== Segment start ==
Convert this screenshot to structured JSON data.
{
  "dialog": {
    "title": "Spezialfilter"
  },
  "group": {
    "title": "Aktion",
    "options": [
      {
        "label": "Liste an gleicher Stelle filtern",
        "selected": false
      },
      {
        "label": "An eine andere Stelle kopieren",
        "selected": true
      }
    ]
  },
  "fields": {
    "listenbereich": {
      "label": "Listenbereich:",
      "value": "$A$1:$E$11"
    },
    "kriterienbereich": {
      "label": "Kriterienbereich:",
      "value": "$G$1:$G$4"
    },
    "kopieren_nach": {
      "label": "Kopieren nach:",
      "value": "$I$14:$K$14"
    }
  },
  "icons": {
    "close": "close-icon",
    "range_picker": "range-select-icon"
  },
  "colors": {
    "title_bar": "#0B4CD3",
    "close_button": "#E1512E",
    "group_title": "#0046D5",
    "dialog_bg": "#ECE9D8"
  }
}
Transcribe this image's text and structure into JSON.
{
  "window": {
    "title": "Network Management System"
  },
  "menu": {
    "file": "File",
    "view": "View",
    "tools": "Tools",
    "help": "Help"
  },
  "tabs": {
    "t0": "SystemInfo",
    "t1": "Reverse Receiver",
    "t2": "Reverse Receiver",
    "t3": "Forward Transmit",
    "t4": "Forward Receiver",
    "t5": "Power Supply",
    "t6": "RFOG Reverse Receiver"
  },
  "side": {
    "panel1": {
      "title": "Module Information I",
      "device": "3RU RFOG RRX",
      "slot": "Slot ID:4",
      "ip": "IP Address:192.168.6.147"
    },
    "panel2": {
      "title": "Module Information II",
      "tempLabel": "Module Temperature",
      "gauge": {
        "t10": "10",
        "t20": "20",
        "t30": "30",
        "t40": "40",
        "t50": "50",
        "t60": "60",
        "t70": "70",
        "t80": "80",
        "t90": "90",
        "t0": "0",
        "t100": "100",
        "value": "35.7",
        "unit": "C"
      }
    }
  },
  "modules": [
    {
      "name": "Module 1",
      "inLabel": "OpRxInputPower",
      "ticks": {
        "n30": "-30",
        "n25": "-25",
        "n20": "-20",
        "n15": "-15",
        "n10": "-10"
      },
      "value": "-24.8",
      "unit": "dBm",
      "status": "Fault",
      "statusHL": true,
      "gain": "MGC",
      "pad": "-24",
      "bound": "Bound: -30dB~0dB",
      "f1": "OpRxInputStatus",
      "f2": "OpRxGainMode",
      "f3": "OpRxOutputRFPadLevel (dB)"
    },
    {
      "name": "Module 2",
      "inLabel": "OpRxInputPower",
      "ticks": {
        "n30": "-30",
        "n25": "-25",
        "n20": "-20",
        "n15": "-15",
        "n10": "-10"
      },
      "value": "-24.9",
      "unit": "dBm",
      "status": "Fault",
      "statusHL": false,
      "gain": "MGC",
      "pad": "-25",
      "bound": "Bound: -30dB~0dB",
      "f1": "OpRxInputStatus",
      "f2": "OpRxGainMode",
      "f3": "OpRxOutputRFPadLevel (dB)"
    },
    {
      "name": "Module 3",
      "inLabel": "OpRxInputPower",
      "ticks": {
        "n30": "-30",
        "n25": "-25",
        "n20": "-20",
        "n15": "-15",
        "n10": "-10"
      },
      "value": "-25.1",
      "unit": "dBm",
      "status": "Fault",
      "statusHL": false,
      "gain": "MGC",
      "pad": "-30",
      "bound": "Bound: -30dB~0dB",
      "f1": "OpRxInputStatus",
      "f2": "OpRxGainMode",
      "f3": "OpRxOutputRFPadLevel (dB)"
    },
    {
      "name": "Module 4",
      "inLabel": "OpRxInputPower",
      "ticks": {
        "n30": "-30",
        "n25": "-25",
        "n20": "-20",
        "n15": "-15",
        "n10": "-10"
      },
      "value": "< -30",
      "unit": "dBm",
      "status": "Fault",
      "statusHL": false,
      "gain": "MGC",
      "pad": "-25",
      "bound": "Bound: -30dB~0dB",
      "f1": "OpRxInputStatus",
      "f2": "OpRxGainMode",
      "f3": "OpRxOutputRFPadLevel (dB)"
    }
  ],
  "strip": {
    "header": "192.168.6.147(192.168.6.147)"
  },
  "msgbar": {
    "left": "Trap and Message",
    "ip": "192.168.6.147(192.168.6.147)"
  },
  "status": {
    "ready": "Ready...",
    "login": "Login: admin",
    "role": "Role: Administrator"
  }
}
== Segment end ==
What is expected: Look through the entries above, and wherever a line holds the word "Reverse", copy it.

Answer to this exercise:
    "t1": "Reverse Receiver",
    "t2": "Reverse Receiver",
    "t6": "RFOG Reverse Receiver"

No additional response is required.